As the world's largest archipelago — made up of 17,500 islands, with 235 million people spread across them — Indonesia sits between the world's most active seismic region, the notorious Pacific Ring of Fire, and the world's second most active region, the Alpide belt. Sandwiched between the two earthquake belts, the islands experience some of the most powerful volcanic eruptions and strongest quakes on Earth.
Merapi's deadly eruptions continue as Indonesia struggles to recover from a 7.7-magnitude earthquake that triggered a 10-foot (3-meter) tsunami. The earthquake resulted from the subduction of the Earth's rocky plates below another (a process called thrust faulting). [Related: Why Do Some Earthquakes Cause Tsunamis But Others Don't?]
Indonesia is home to 129 active volcanoes.
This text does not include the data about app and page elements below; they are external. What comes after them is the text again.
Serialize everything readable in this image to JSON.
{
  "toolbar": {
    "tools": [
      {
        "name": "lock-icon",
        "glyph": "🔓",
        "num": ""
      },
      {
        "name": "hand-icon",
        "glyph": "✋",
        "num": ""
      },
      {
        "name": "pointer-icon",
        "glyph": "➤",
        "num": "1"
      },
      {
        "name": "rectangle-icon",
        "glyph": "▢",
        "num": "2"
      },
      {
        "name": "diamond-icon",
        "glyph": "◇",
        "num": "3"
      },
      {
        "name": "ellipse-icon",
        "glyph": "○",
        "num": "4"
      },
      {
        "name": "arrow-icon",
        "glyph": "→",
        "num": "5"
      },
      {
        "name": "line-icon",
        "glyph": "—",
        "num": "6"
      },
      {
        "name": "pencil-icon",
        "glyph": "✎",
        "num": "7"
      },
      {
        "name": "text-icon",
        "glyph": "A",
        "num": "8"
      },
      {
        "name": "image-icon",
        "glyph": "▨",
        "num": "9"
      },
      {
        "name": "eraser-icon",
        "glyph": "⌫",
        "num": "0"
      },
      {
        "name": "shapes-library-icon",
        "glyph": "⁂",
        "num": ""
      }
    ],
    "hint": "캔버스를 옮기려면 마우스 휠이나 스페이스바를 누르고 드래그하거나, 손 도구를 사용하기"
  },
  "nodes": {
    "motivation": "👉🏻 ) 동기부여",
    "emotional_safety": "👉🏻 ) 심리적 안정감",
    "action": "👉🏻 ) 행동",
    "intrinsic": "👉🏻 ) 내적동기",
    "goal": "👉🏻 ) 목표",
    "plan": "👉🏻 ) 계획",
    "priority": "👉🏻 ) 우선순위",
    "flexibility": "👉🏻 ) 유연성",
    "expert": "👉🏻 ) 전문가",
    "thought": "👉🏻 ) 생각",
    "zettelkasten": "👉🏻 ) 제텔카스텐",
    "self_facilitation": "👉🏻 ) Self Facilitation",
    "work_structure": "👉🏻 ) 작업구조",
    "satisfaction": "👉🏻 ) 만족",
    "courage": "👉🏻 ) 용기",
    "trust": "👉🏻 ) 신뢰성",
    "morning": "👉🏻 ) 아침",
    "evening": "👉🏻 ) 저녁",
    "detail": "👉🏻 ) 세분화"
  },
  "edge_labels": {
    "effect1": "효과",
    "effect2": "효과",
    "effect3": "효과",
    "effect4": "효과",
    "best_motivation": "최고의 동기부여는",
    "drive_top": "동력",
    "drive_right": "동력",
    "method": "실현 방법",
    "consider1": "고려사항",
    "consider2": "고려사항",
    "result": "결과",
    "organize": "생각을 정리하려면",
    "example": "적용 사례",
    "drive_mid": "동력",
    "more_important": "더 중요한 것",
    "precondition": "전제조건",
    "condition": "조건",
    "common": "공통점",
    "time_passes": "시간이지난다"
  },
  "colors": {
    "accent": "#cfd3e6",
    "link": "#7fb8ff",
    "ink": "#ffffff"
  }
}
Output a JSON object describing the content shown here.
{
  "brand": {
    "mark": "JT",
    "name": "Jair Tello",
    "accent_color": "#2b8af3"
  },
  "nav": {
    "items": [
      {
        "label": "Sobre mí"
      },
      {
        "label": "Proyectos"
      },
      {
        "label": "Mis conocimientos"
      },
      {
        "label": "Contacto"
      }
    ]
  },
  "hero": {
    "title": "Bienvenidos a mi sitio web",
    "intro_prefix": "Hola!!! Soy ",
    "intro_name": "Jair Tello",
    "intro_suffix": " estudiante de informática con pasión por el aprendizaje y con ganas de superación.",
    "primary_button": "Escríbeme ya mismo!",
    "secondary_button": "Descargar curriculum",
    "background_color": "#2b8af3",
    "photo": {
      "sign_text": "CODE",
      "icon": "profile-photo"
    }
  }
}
The two most active ones — Mounts Kelut and Merapi (meaning "mountain of fire") — sit on the island of Java, which also contains the Indonesian capital of Jakarta, roughly 310 miles (500 kilometers) northwest of them.
Mount Merapi last erupted in 2006, killing two, but its violent history includes more than 1,300 people that were killed in a 1930 eruption and possibly 70 killed in a 1994 eruption.
- The World's Five Most Active Volcanoes
- Eruption on Indonesia Fans Public's Fears of Chain Reaction
- Indonesia's Explosive Geology Explained
Brett Israel is a staff writer for OurAmazingPlanet, a sister site to LiveScience.